» ENTRIES PROVIDED:
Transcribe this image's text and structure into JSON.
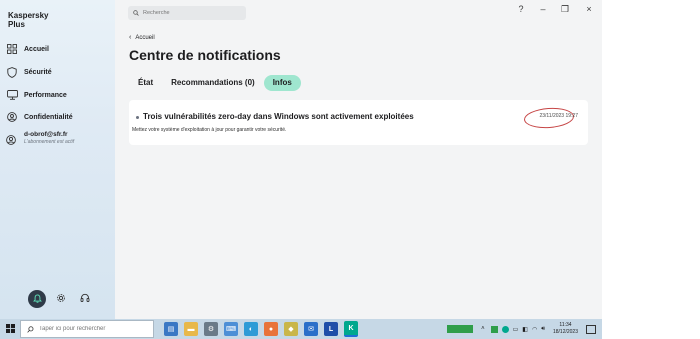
{
  "app": {
    "brand_line1": "Kaspersky",
    "brand_line2": "Plus"
  },
  "sidebar": {
    "items": [
      {
        "label": "Accueil",
        "icon": "home-grid-icon"
      },
      {
        "label": "Sécurité",
        "icon": "shield-icon"
      },
      {
        "label": "Performance",
        "icon": "monitor-icon"
      },
      {
        "label": "Confidentialité",
        "icon": "privacy-icon"
      }
    ],
    "account": {
      "email": "d-obrof@sfr.fr",
      "status": "L'abonnement est actif"
    }
  },
  "search": {
    "placeholder": "Recherche"
  },
  "window": {
    "help": "?",
    "minimize": "–",
    "restore": "❐",
    "close": "×"
  },
  "breadcrumb": {
    "back_label": "Accueil"
  },
  "page": {
    "title": "Centre de notifications",
    "tabs": [
      {
        "label": "État",
        "active": false
      },
      {
        "label": "Recommandations (0)",
        "active": false
      },
      {
        "label": "Infos",
        "active": true
      }
    ]
  },
  "notification": {
    "headline": "Trois vulnérabilités zero-day dans Windows sont activement exploitées",
    "description": "Mettez votre système d'exploitation à jour pour garantir votre sécurité.",
    "timestamp": "23/11/2023 19:27"
  },
  "taskbar": {
    "search_placeholder": "Taper ici pour rechercher",
    "time": "11:34",
    "date": "18/12/2023"
  },
  "colors": {
    "accent_tab": "#9fe6cf",
    "sidebar": "#dfeaf4",
    "kaspersky_green": "#00a88e"
  }
}
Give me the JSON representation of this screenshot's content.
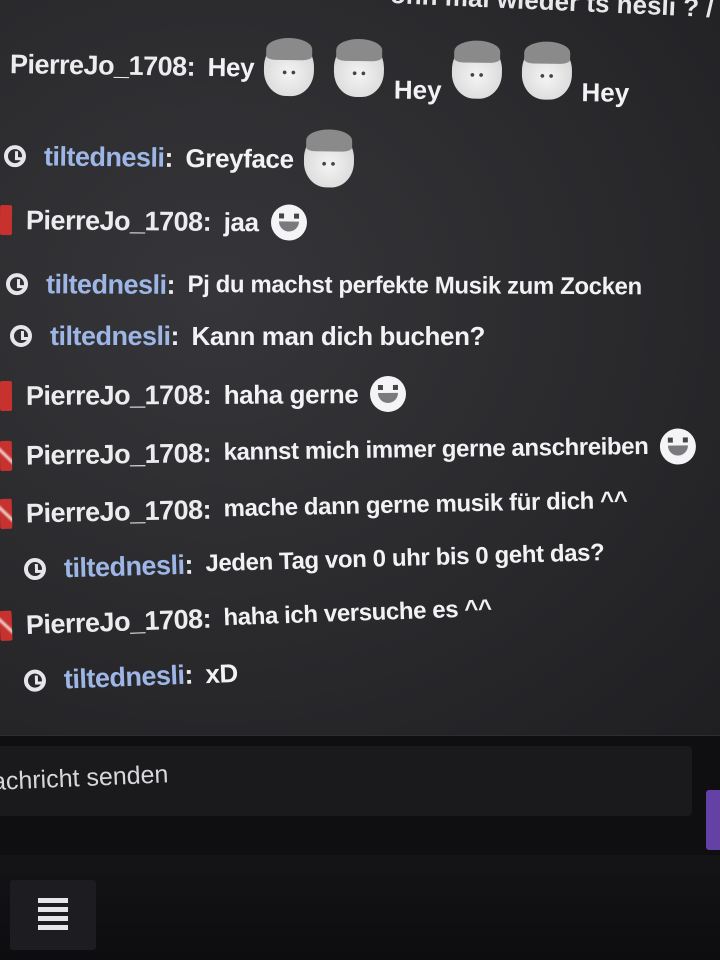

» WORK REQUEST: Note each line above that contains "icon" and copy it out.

» YOUR RESPONSE:
        "icon": "home-grid-icon"
        "icon": "shield-icon"
        "icon": "monitor-icon"
        "icon": "privacy-icon"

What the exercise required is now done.